Judith Ireland June 01, 2012
Do you ever get the feeling that the best thing for Australian democracy would be to get rid of the federal Parliament? I don’t mean having another election. I mean closing the whole thing down and turning Parliament into a huge Fitness First or Bunnings instead.
The parliamentary week has ended with labels like ‘‘unedifying’’, ‘‘farce’’, ‘‘sad’’ and ‘‘worst ever’’ flying about in a scatter gun of damnations. True, question time was allowed to proceed without interruption for four whole days in a row, but every day there was a new meltdown here in Canberra.
We had the Leader of the Opposition and his parliamentary sidekick sprinting from the House to try and save themselves from a vote they’re trying to convince Australia is ‘‘tainted’’. Apart from the rules and procedures aspect, Tony Abbott and Christopher Pyne plain ignored the fact that such behaviour makes Parliament look like an out-of-control year 9 maths class on a Friday afternoon.
We also had MPs telling each other to ‘‘go back to Tasmania and rot’’ and heckles about a ‘‘dead man’’ – the latter precipitating a lecture from a close-to-tears Anna Burke about being more sensitive about suicide.
Then, on Thursday, Julia Gillard, the Prime Minister of this great land, resorted to ageism to have a go at Bronwyn Bishop.
‘‘I note that the younger members of the Opposition backbench really liked that point of order,’’ Gillard observed, after Burke had shut down another one of Bishop’s interruptions. For her part, the B-Bish followed up with a comment about the PM’s schnoz: ‘‘I acknowledge that the Prime Minister wins by a nose’’.
Away from question time, we had Abbott observing to his Coalition colleagues that Gillard wouldn’t ‘‘lie down and die’’ and Tanya Plibersek being forced to remove ‘‘satirical’’ posters from her office bearing pics of Abbott saying: ‘‘I’m threatened by boats and gays’’.
As Parliament wound up, Burke said that in terms of ‘‘personal vitriol’’ and ‘‘ferocity,’’ the last few weeks have been the worst she’s seen in 14 years. Former Democrat senator Natasha Stott Despoja reckoned she couldn’t remember this level of nastiness. ‘‘Even visiting recently I was shocked by the venom of some of the discussions in the place,’’ she said.
On top of the venom, it became increasingly apparent as the week wore on that the government had (once again) thoroughly mismanaged another policy announcement.
As much as Labor talked about the jobs and training opportunities the Roy Hill project would provide for Australia, questions about who was told what, when and what the PM really thought about the Gina thing wouldn’t go away ... even though (or maybe because) Gillard was determined not to answer them.
On the opposition front, the Coalition just kept holding doorstops to argue that the carbon tax will ruin every business, family, man, woman and child come July 1, if not before.
With Gough Whitlam being honoured with a $7 million building refurbishment in Sydney – his government labelled Australia’s ‘‘own touch of Camelot’’ – and John Howard making it into the Queen’s top 24 with an Order of Merit, it was difficult not to draw the conclusion that our current political situation has totally tanked.

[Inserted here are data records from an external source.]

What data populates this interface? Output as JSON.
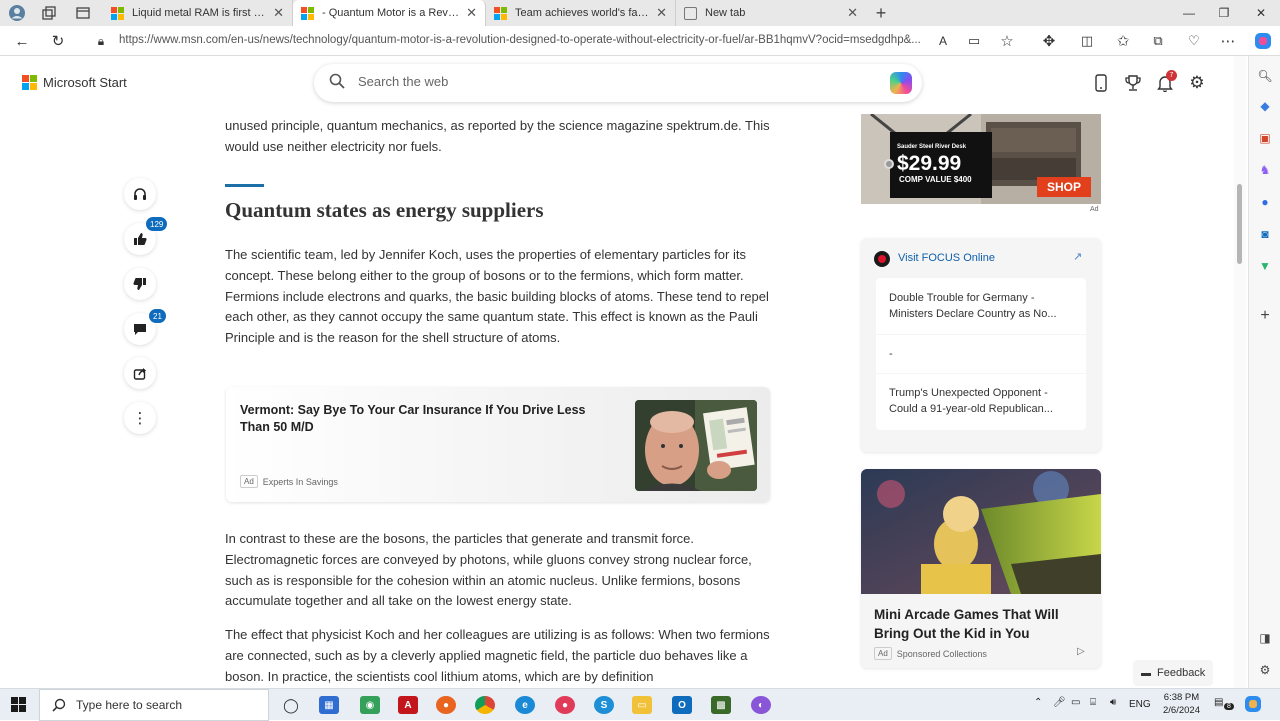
{
  "tabs": [
    {
      "title": "Liquid metal RAM is first step tow",
      "favicon": "msn"
    },
    {
      "title": "- Quantum Motor is a Revolution",
      "favicon": "msn",
      "active": true
    },
    {
      "title": "Team achieves world's fastest da",
      "favicon": "msn"
    },
    {
      "title": "New tab",
      "favicon": "newtab"
    }
  ],
  "url": "https://www.msn.com/en-us/news/technology/quantum-motor-is-a-revolution-designed-to-operate-without-electricity-or-fuel/ar-BB1hqmvV?ocid=msedgdhp&...",
  "msn": {
    "brand": "Microsoft Start",
    "search_placeholder": "Search the web",
    "notification_count": "7"
  },
  "reactions": {
    "likes": "129",
    "comments": "21"
  },
  "article": {
    "intro": "unused principle, quantum mechanics, as reported by the science magazine spektrum.de. This would use neither electricity nor fuels.",
    "heading": "Quantum states as energy suppliers",
    "p1": "The scientific team, led by Jennifer Koch, uses the properties of elementary particles for its concept. These belong either to the group of bosons or to the fermions, which form matter. Fermions include electrons and quarks, the basic building blocks of atoms. These tend to repel each other, as they cannot occupy the same quantum state. This effect is known as the Pauli Principle and is the reason for the shell structure of atoms.",
    "p2": "In contrast to these are the bosons, the particles that generate and transmit force. Electromagnetic forces are conveyed by photons, while gluons convey strong nuclear force, such as is responsible for the cohesion within an atomic nucleus. Unlike fermions, bosons accumulate together and all take on the lowest energy state.",
    "p3": "The effect that physicist Koch and her colleagues are utilizing is as follows: When two fermions are connected, such as by a cleverly applied magnetic field, the particle duo behaves like a boson. In practice, the scientists cool lithium atoms, which are by definition"
  },
  "inline_ad": {
    "title": "Vermont: Say Bye To Your Car Insurance If You Drive Less Than 50 M/D",
    "ad_label": "Ad",
    "source": "Experts In Savings"
  },
  "top_ad": {
    "product": "Sauder Steel River Desk",
    "price": "$29.99",
    "comp": "COMP VALUE $400",
    "cta": "SHOP",
    "ad_label": "Ad"
  },
  "focus_card": {
    "link": "Visit FOCUS Online",
    "items": [
      "Double Trouble for Germany - Ministers Declare Country as No...",
      "-",
      "Trump's Unexpected Opponent - Could a 91-year-old Republican..."
    ]
  },
  "arcade_card": {
    "title": "Mini Arcade Games That Will Bring Out the Kid in You",
    "ad_label": "Ad",
    "source": "Sponsored Collections"
  },
  "feedback_label": "Feedback",
  "taskbar": {
    "search_placeholder": "Type here to search",
    "language": "ENG",
    "time": "6:38 PM",
    "date": "2/6/2024",
    "notification_count": "8"
  },
  "colors": {
    "accent": "#0f6cbd",
    "section_rule": "#1d6fa8",
    "taskbar": "#e9eef5"
  }
}
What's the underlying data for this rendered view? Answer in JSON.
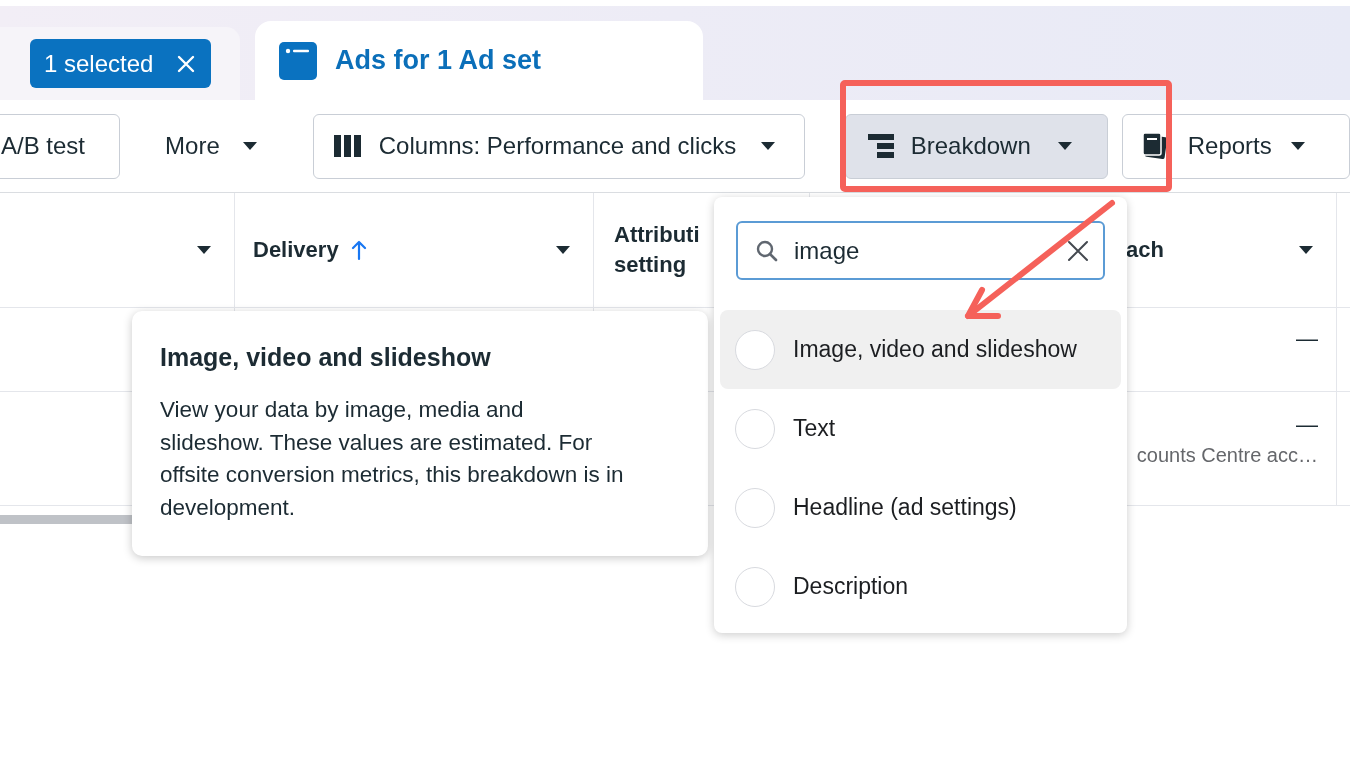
{
  "tabs": [
    {
      "kind": "selection",
      "label": "1 selected",
      "selected": false
    },
    {
      "kind": "title",
      "label": "Ads for 1 Ad set",
      "selected": true
    }
  ],
  "toolbar": {
    "buttons": [
      {
        "kind": "text",
        "label": "A/B test",
        "pressed": false
      },
      {
        "kind": "menu",
        "label": "More",
        "pressed": false
      },
      {
        "kind": "columns",
        "label": "Columns: Performance and clicks",
        "pressed": false
      },
      {
        "kind": "breakdown",
        "label": "Breakdown",
        "pressed": true
      },
      {
        "kind": "reports",
        "label": "Reports",
        "pressed": false
      }
    ]
  },
  "table": {
    "columns": [
      {
        "caret": true
      },
      {
        "label": "Delivery",
        "sorted": true,
        "caret": true
      },
      {
        "label": "Attributi",
        "label_2": "setting",
        "caret": false
      },
      {
        "label": "ach",
        "caret": true
      }
    ],
    "rows": [
      {
        "value": "—"
      },
      {
        "value": "—",
        "note": "counts Centre acc…"
      }
    ]
  },
  "tooltip": {
    "title": "Image, video and slideshow",
    "body": "View your data by image, media and slideshow. These values are estimated. For offsite conversion metrics, this breakdown is in development."
  },
  "dropdown": {
    "search": {
      "value": "image"
    },
    "options": [
      {
        "label": "Image, video and slideshow",
        "selected": false,
        "hovered": true
      },
      {
        "label": "Text",
        "selected": false,
        "hovered": false
      },
      {
        "label": "Headline (ad settings)",
        "selected": false,
        "hovered": false
      },
      {
        "label": "Description",
        "selected": false,
        "hovered": false
      }
    ]
  },
  "annotation": {
    "highlight_box": true,
    "arrow": true
  }
}
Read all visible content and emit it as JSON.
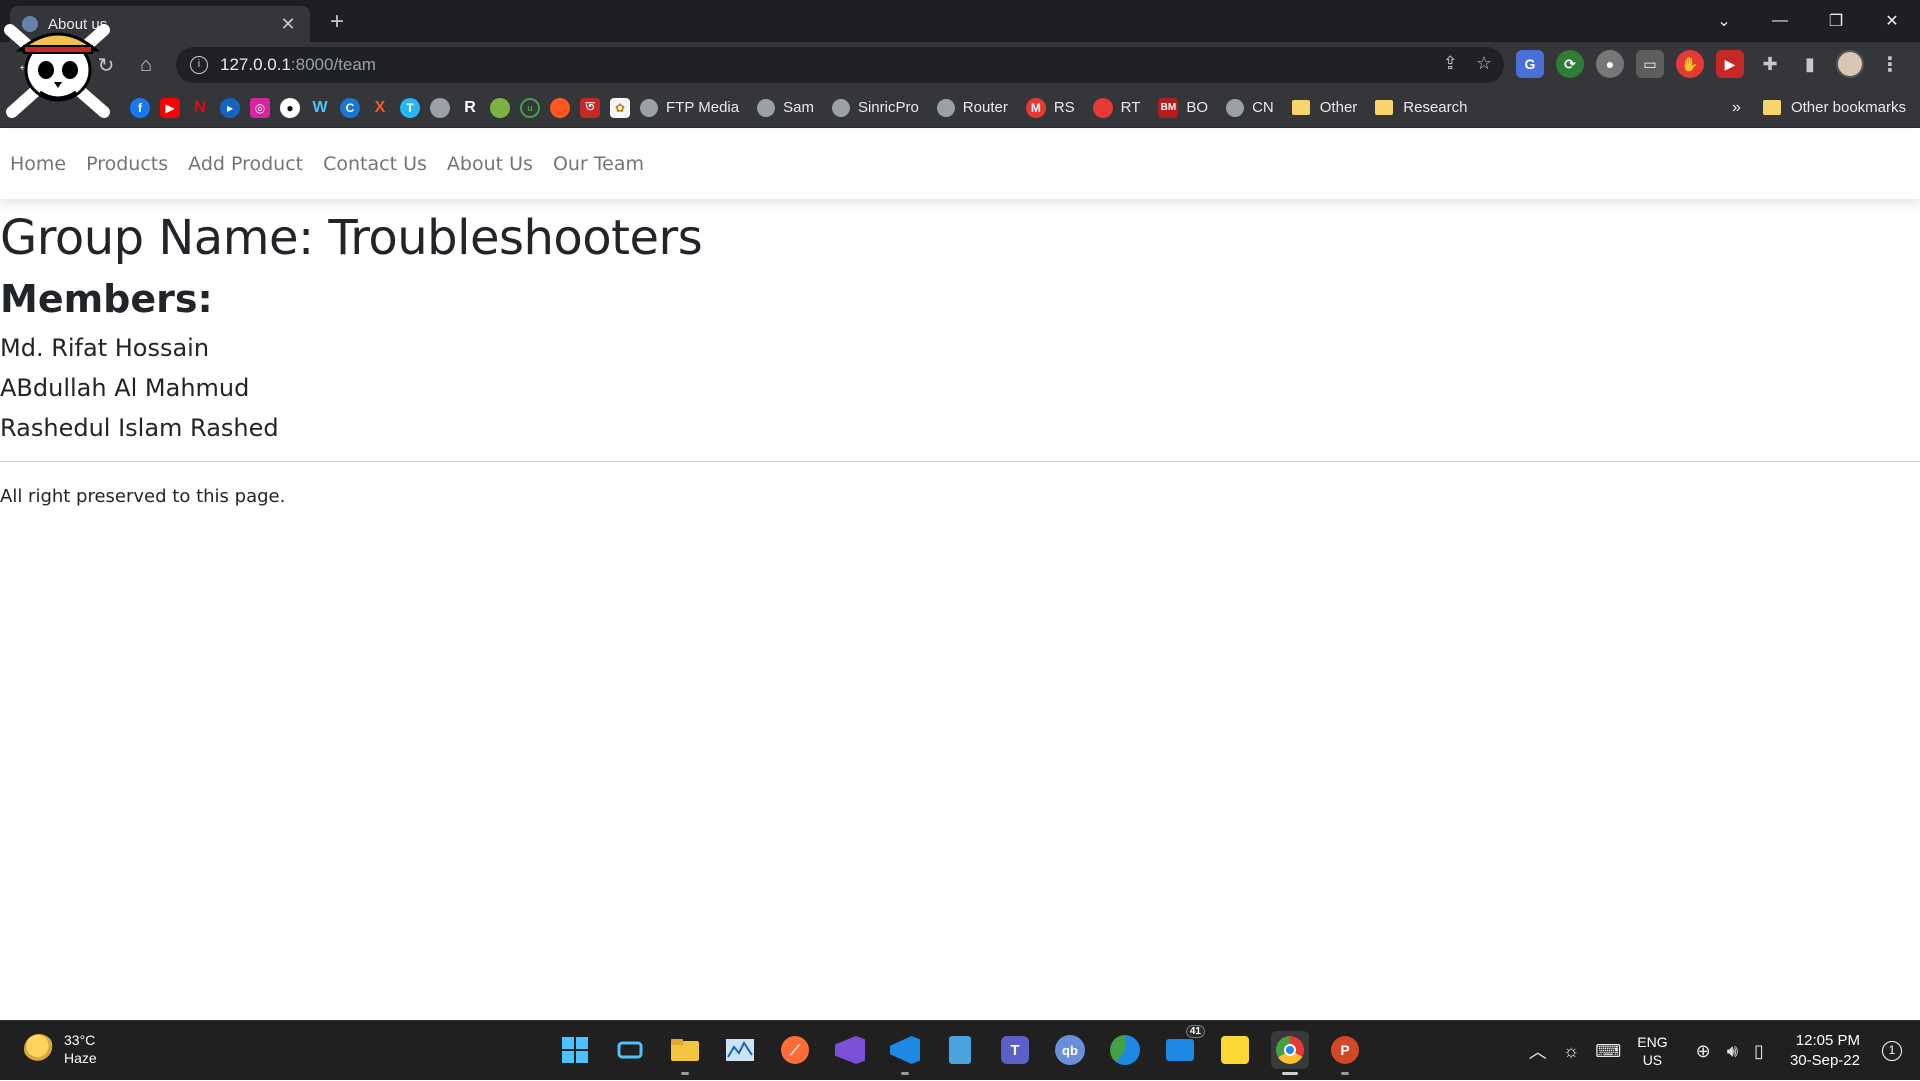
{
  "browser": {
    "tab_title": "About us",
    "tab_close": "✕",
    "new_tab": "+",
    "window_controls": [
      "⌄",
      "—",
      "❐",
      "✕"
    ],
    "url_host": "127.0.0.1",
    "url_path": ":8000/team",
    "bookmarks": [
      {
        "label": "FTP Media",
        "icon": "globe"
      },
      {
        "label": "Sam",
        "icon": "globe"
      },
      {
        "label": "SinricPro",
        "icon": "globe"
      },
      {
        "label": "Router",
        "icon": "globe"
      },
      {
        "label": "RS",
        "icon": "m-logo"
      },
      {
        "label": "RT",
        "icon": "tomato"
      },
      {
        "label": "BO",
        "icon": "bm-logo"
      },
      {
        "label": "CN",
        "icon": "globe"
      },
      {
        "label": "Other",
        "icon": "folder"
      },
      {
        "label": "Research",
        "icon": "folder"
      }
    ],
    "bookmarks_more": "»",
    "other_bookmarks": "Other bookmarks"
  },
  "site": {
    "nav": [
      "Home",
      "Products",
      "Add Product",
      "Contact Us",
      "About Us",
      "Our Team"
    ],
    "group_heading": "Group Name: Troubleshooters",
    "members_heading": "Members:",
    "members": [
      "Md. Rifat Hossain",
      "ABdullah Al Mahmud",
      "Rashedul Islam Rashed"
    ],
    "footer": "All right preserved to this page."
  },
  "taskbar": {
    "temperature": "33°C",
    "condition": "Haze",
    "lang_top": "ENG",
    "lang_bottom": "US",
    "time": "12:05 PM",
    "date": "30-Sep-22",
    "notification_count": "1",
    "mail_badge": "41"
  },
  "colors": {
    "chrome_dark": "#1e1f22",
    "chrome_toolbar": "#35363a",
    "nav_link": "#6c757d",
    "heading": "#212529"
  }
}
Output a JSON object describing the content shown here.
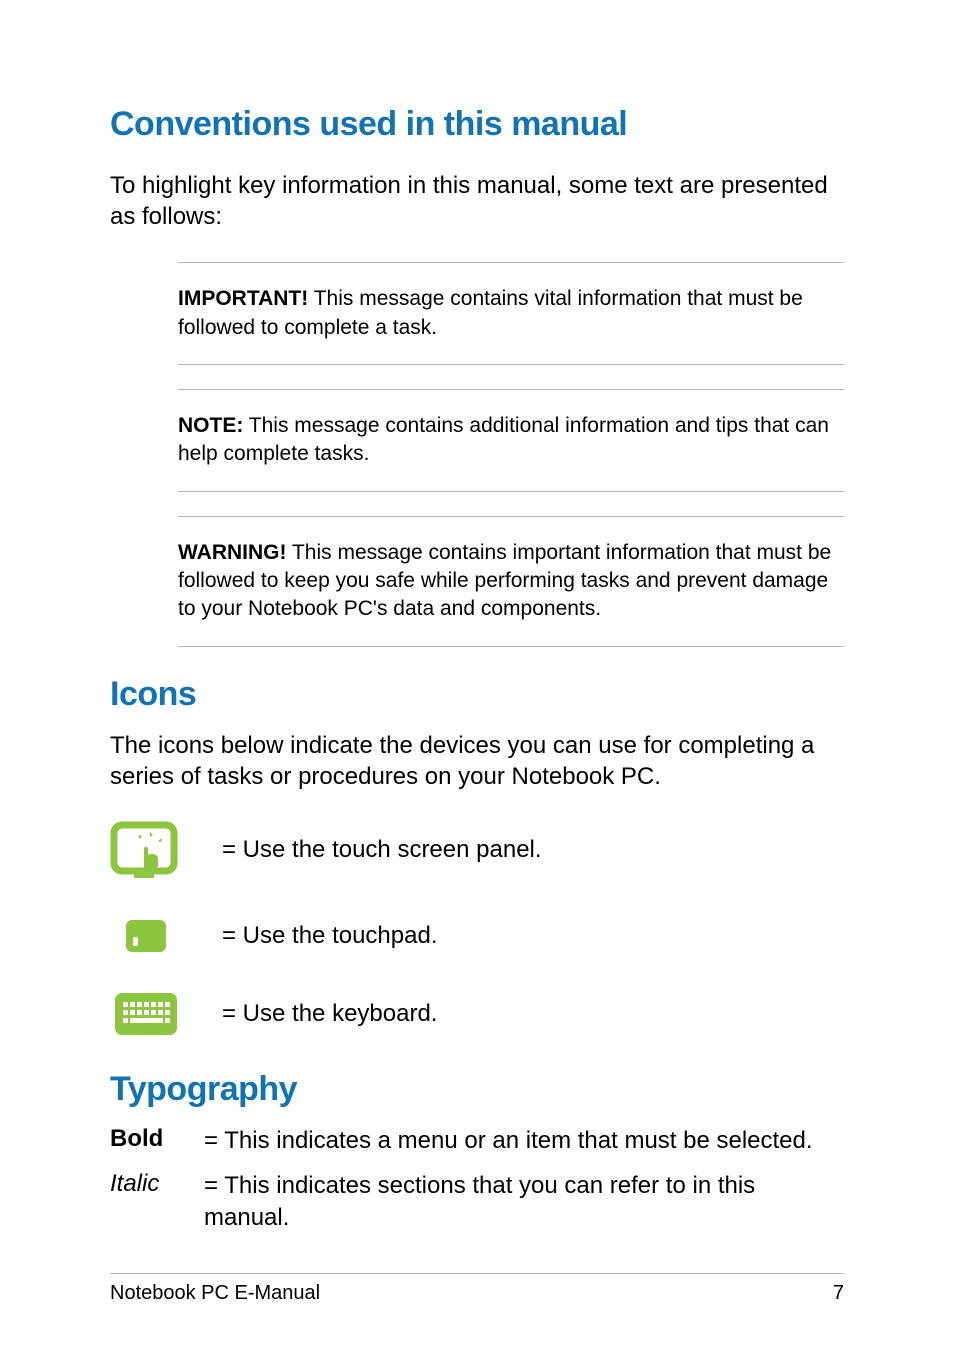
{
  "headings": {
    "conventions": "Conventions used in this manual",
    "icons": "Icons",
    "typography": "Typography"
  },
  "body": {
    "conventions_intro": "To highlight key information in this manual, some text are presented as follows:",
    "icons_intro": "The icons below indicate the devices you can use for completing a series of tasks or procedures on your Notebook PC."
  },
  "callouts": {
    "important": {
      "label": "IMPORTANT!",
      "text": " This message contains vital information that must be followed to complete a task."
    },
    "note": {
      "label": "NOTE:",
      "text": " This message contains additional information and tips that can help complete tasks."
    },
    "warning": {
      "label": "WARNING!",
      "text": " This message contains important information that must be followed to keep you safe while performing tasks and prevent damage to your Notebook PC's data and components."
    }
  },
  "icon_items": {
    "touchscreen": "= Use the touch screen panel.",
    "touchpad": "= Use the touchpad.",
    "keyboard": "= Use the keyboard."
  },
  "typography_items": {
    "bold_label": "Bold",
    "bold_desc": "= This indicates a menu or an item that must be selected.",
    "italic_label": "Italic",
    "italic_desc": "= This indicates sections that you can refer to in this manual."
  },
  "footer": {
    "title": "Notebook PC E-Manual",
    "page": "7"
  },
  "colors": {
    "heading": "#1073b5",
    "icon_green": "#8cc63f"
  }
}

Where are the Gough and John equivalents today?
But even though the misdeeds and incompetences pile up on a daily basis, we should avoid too much water cooler chat about the sky caving in. Because it isn’t.
Before we bulldoze Parliament to make way for the running machines and the pump classes, the Parliament itself is still functioning.
Bills are being passed in their hundreds, despite the gag motions and stunts. As Rob Oakeshott argued: ‘‘we are also seeing private members bills at a level no Commonwealth Parliament in history has been able to get up.’’
There may be a few clouds over the office, but Anna Burke is bringing an honest and down-to-earth approach to the Speaker’s chair, as someone who is firm but prepared to listen to argument. And this week, among the muck, Gillard delivered a punchy, stand-up line to the miners: ‘‘you don’t own the minerals’’. Something that almost sounded like a cohesive political narrative.
As for the uncreative and unintelligent barbs flying back and forth in Parliament, this is politics in a minority government. Not a political science symposium. That’s not to say that we shouldn’t hope for better. But it’s worth noting that politicians past weren’t hilarious, clever or courteous all the time.
As Alexander Downer put it: ‘‘I do think that former politicians tend to look back and think of better times. Maybe we all do that a little bit in life.’’